The Technical Rifleman

The Technical Rifleman

The official Gun Digest blog of Wayne van Zwoll, covering all things rifles, optics, ammunition and ballistics.

Custom rifle scope for O’Connor Tribute Rifle

Tips for Custom Rifle Scopes

  Custom rifles have served American shooters since flintlocks were fashioned on home forges. Then each rifle differed from the next. For the most part, rifle-scopes have been mass-produced. While scopes appeared on rifles more than 150 years ago and were even used by Civil War snipers, they didn’t take the hunting field by...

Walnut stock

Read More on Fine Rifle Stocks

When I was a lad, you could buy a fancy American walnut stock blank for $25. I paid $7.50 for the plain but semi-inletted blank that went on my first deer rifle. Now even American walnut has become costly. Black polymer is taking over. The problem with walnut is that you can’t manufacture it....

1/4-minute clicks on scope

Wayne van Zwoll Explains: Minute of Angle and Milliradian (Mil)

Though shooters carry the terms as common coin, not everyone can define “minute of angle” and “mil” (milliradian). Minute of Angle A minute of angle, usually used as a measure of group size or shot dispersion, spans 1.047 inch at 100 yards. Call it an inch. But as it is an angular measurement, its...

The 2 3/4x Redfield on this M70 is Wayne’s idea of a fine all-around big game sight. Note low mount.

Wayne van Zwoll: Get the Right Scope for the Right Rifle

A lever-action carbine is as lithe under a scope as a sports car under a roof rack. On a double rifle, optics make no sense at all. While my aging eyes need glass for sharp aim, not all rifles need glass to be useful. Many animals are shot very close to the muzzle. In...

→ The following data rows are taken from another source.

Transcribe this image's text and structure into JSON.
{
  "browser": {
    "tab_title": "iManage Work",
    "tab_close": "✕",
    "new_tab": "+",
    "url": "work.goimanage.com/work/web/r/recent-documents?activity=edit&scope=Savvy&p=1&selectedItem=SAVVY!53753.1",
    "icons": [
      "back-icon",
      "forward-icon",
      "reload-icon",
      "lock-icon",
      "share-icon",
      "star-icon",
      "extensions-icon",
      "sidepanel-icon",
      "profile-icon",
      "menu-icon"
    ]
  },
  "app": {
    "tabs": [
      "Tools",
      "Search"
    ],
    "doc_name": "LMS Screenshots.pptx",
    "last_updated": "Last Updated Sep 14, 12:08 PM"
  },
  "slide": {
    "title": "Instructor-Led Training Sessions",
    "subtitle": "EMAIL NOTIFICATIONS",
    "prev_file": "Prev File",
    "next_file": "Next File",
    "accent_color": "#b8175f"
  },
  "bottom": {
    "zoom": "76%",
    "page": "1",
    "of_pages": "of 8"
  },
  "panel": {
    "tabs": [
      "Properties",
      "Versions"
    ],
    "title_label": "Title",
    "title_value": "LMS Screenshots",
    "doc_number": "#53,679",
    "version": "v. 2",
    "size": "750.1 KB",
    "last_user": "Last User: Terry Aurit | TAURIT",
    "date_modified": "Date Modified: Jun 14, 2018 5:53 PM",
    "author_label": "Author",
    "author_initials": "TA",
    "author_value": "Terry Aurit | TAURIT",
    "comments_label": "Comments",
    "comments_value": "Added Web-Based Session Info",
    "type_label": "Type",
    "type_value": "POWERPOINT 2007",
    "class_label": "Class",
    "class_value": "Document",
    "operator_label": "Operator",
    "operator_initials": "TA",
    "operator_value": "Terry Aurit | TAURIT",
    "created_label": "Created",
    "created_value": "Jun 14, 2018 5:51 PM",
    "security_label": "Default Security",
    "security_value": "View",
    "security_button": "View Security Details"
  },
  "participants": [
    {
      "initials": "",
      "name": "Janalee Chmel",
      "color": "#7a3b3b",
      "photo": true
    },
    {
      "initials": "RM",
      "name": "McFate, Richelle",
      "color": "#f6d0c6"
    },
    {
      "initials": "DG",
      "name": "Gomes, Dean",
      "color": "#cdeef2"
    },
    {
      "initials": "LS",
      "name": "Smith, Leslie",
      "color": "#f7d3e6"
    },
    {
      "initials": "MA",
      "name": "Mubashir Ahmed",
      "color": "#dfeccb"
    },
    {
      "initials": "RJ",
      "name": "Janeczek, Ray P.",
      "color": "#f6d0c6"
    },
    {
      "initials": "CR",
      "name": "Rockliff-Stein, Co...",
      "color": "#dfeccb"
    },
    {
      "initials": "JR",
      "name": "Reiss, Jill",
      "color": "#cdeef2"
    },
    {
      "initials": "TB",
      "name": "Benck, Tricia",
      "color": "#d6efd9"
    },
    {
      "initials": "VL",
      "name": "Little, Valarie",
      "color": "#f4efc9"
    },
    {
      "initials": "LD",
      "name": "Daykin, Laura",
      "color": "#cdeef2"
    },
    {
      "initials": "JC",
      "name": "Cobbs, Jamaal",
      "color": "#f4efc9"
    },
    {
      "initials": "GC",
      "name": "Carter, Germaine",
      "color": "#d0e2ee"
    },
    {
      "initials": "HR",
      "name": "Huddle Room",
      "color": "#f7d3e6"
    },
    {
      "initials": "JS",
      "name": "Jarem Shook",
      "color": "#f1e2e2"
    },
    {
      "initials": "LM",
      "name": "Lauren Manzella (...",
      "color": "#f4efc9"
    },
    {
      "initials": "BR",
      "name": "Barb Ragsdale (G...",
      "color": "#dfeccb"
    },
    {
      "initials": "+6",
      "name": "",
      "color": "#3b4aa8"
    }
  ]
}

Among svelte .22 rimfire rifles is Browning’s T-Bolt, here in .22 WMR. A 40-grain bullet at 2,000 fps.

Wayne van Zwoll: What You Didn’t Know About the .22

Far from the most powerful, the .22 Long Rifle is arguably the most useful cartridge of all time. It dates to 1857, when Horace Smith and Daniel Wesson came up with a rimfire round while working on a lever-action rifle. That primitive Volcanic rifle would evolve into the Henry, the foundation of Winchester’s 19th...

Bullet trajectory

Wayne van Zwoll: Why Bullet Trajectory Doesn’t Go Straight

Bullets travel in arcs. You knew that. Actually, they’re parabolic arcs. A bullet drops faster as it goes farther. Well, not really. Gravity determines how fast a bullet drops, and its force doesn’t change over the course of a bullet’s flight. But the arc does get steeper at distance. Why? Gravity’s Effect on Bullet...

Sidelock by Holland & Holland

Wayne van Zwoll: Thinking Inside The Boxlock

About the time George Armstrong Custer made ready to round up wayward Sioux on the flanks of the Little Bighorn, a couple of gunmakers working at Westley Richards of Birmingham, England fashioned a new rifle mechanism. Like the dropping-block rifle John Moses Browning would build just a few years later (marketed by Winchester as...

The Science of Recoil

Wayne van Zwoll: The Science of Recoil

Launching a bullet sends a surge of energy in the opposite direction. We feel it as recoil. Boost bullet speed or weight, and recoil increases. Adding weight to a rifle reduces felt recoil because the mass absorbs the thrust. But shooting position also affects what you feel. If your body is free to “give”...